Prompt
Present each line of the entries below that holds the word "Reshaper".

Top of Data records

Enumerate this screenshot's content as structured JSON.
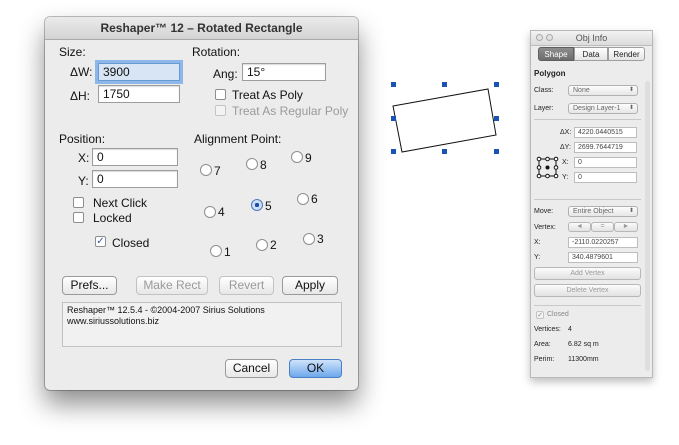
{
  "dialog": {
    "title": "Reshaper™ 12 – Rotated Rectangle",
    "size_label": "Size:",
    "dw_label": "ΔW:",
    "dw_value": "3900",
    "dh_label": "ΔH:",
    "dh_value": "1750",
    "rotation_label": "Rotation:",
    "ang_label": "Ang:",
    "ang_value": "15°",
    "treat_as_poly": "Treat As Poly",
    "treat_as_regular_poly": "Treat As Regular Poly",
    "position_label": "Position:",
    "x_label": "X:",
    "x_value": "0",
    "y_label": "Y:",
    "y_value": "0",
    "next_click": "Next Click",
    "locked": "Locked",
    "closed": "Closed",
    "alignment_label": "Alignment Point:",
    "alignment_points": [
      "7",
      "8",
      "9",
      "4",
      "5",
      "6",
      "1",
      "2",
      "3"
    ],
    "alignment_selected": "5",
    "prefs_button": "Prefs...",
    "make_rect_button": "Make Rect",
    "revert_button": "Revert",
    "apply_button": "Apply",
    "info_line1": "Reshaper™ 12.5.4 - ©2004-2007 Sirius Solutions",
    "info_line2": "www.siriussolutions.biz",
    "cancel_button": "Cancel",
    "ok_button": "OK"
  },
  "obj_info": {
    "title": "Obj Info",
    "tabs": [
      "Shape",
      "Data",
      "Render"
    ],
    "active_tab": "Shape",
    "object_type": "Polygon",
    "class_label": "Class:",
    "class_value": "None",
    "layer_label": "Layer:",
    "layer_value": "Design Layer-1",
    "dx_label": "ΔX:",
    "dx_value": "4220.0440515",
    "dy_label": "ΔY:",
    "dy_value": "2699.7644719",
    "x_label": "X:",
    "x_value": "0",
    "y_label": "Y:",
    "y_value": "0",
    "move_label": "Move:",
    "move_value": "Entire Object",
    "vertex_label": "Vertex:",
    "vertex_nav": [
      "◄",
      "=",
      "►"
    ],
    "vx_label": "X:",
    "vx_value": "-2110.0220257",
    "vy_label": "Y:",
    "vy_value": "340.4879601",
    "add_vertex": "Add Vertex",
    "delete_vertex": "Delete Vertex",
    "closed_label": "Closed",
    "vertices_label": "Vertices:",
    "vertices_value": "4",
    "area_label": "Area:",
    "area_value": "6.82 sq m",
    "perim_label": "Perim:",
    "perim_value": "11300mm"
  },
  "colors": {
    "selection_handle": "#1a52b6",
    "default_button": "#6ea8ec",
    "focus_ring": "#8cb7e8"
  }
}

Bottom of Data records

Result of the exercise
    "title": "Reshaper™ 12 – Rotated Rectangle",
    "info_line1": "Reshaper™ 12.5.4 - ©2004-2007 Sirius Solutions",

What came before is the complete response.